(Read more in “Where the ‘Christian’ Name Really Came From.”)
To be an imitator of Jesus, we must do the same as the early church. The name “Christian” was given to them by outsiders because the outside world saw something different in their faith. They saw a world changing, a world that offered hope, a world that scared those in power because it broke down the walls they had built for their own profit.
Right now in our culture, the Christian label is divisive, not unifying. Why? Why are we putting up walls that Jesus already tore down?
Have you seen Ben Wildflower’s artwork? It’s edgy, maybe offensive to the religious but healing to those who are ashamed of the connotations that come from identifying as a Christian. It calls us to care for the broken, to feed the hungry, to free the prisoners and to give sanctuary to the foreigner, all because we are imitators of Jesus. Topics our faith community may be uncomfortable getting our hands dirty with.
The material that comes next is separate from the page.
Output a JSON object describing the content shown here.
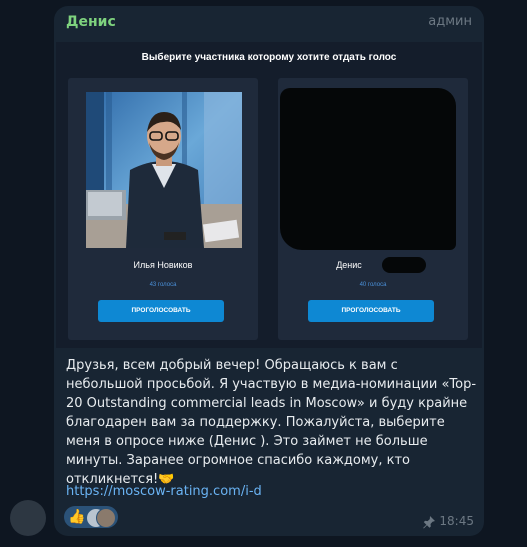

It is past time to reclaim the name Christian as one that imitates Jesus rather than one that builds walls and burns bridges. Where should you start? Try knocking on your literal neighbor’s door today and asking them how they are doing. Legitimately asking. Make some friends, not with an agenda, but to start loving others as Christ did. That’s how you imitate Jesus. You love the people in front of you exactly as they are.
If you are wondering what it means to authentically follow Jesus, join us on Unfiltered Radio as we investigate who He claimed to be and how He taught us to interact with one another.